Deploying an Azure app to the live cloud isn’t like creating a virtual directory on an internal server - it requires a Live ID account and only offers two slots per Live ID. In other words, treat Azure accounts and deployment slots as a scarce resource. You will probably be able to allocate them, but they are owned by an individual Live ID and Azure accounts are handed out and controlled by Microsoft.
I laughed out loud when I saw this message for the first time on the Azure deployment screen:
“90% of the time, this operation takes less than 54 seconds”. It appears that the duration is dynamically calculated and is a real-time system metric. The metric and message may be true, but are misleading. That “Deploy…” button only involves uploading your deployment package and configuration file. It does not account for the time spent spinning up your roles
Spin up time has been highly inconsistent in my experience. By spin up time, I mean the time it takes for your roles to be in a “Ready” state:
Be prepared to get extremely frustrated with the length of time it takes to spin up your roles and how reliably Azure will actually spin them up successfully. Again, I’m speaking from a CTP perspective here and the technology isn’t even “v1” yet, but this is something to watch out for. On a great day, the entire upload and initialization process can take less than 10 minutes. On a bad day, the services may take more than 30 minutes to spin up - or not spin up at all.
This assumes that your code and configuration are correct the first time you upload and spin up the roles. If you find a bug with your configuration or code, you’ll need to suspend the services and start the entire process over again.
For larger, more visible deployments at the end of a development cycle you’ve probably allocated more time for performing a deployment and you can probably cope with a longer deployment if there are any mistakes. However, in the middle of a development cycle when you need to test changes in a live environment and there is a lot of code churn, you will be prone to make mistakes or find bugs in the code or configuration - and you will need to deploy again and again. Be prepared for a lot of frustration.
Are you sure about this?
In conclusion, make sure you are ready to invest extra time into your development process to make sure your Azure projects are successful. Part of the extra time will be due to an Azure learning curve (which I have not addressed here). The remainder (and possibly the majority) of the time will be spent dealing with these issues I’ve talked about here. You will need to weigh this extra time and potential stress against the benefits you will gain from Azure as a cloud host.

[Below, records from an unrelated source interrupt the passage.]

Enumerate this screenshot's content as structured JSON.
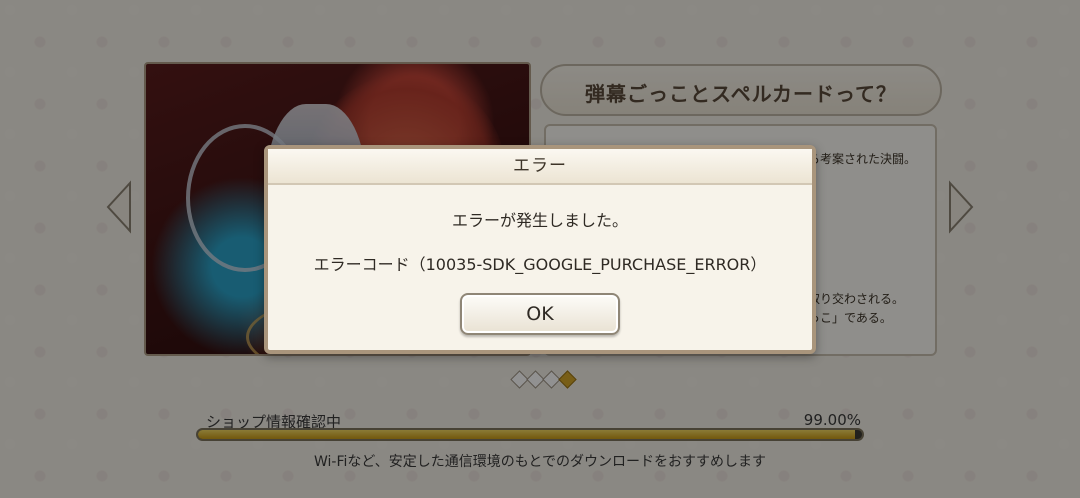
{
  "background": {
    "info_title": "弾幕ごっことスペルカードって？",
    "info_lines": [
      "ら考案された決闘。",
      "取り交わされる。",
      "っこ」である。"
    ],
    "pager": {
      "total": 4,
      "active_index": 3
    }
  },
  "loading": {
    "label": "ショップ情報確認中",
    "percent_text": "99.00%",
    "progress": 0.99,
    "note": "Wi-Fiなど、安定した通信環境のもとでのダウンロードをおすすめします"
  },
  "dialog": {
    "title": "エラー",
    "message": "エラーが発生しました。",
    "error_code": "エラーコード（10035-SDK_GOOGLE_PURCHASE_ERROR）",
    "ok_label": "OK"
  },
  "colors": {
    "accent": "#d3a52a",
    "dialog_border": "#a9957c"
  }
}
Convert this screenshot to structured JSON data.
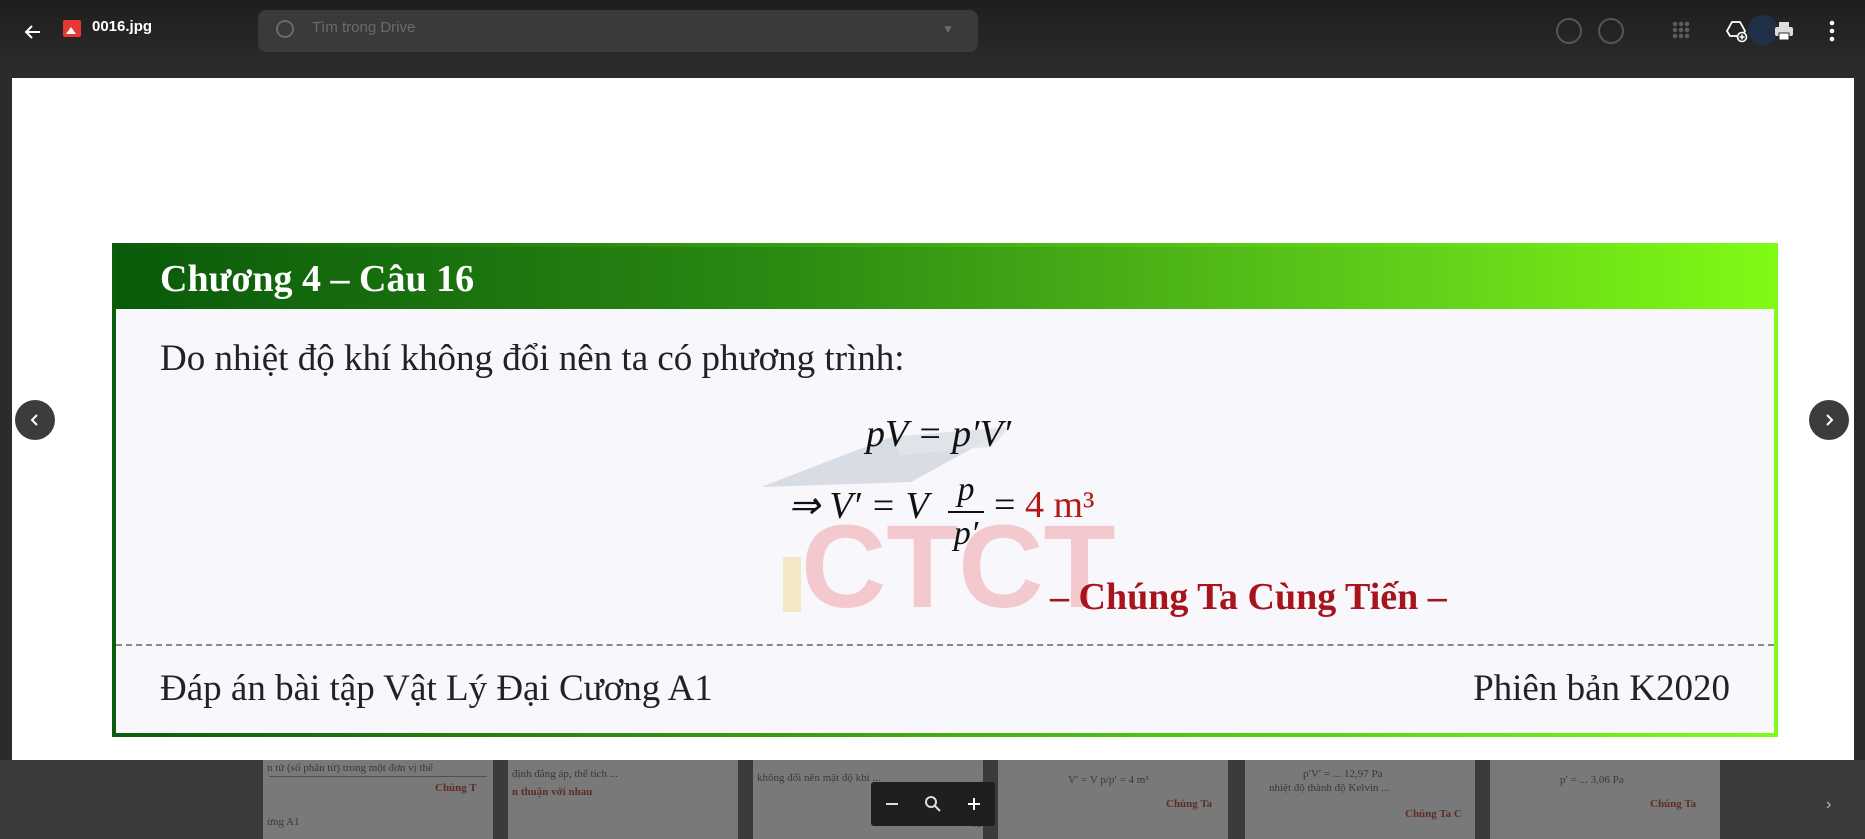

 Microsoft may provide SQL Azure scripting tools in the future which would help deal with this challenge.
 The “hit by a bus” test passes when you can confidently say your project won’t suffer (much) if any of your project team members gets hit by a bus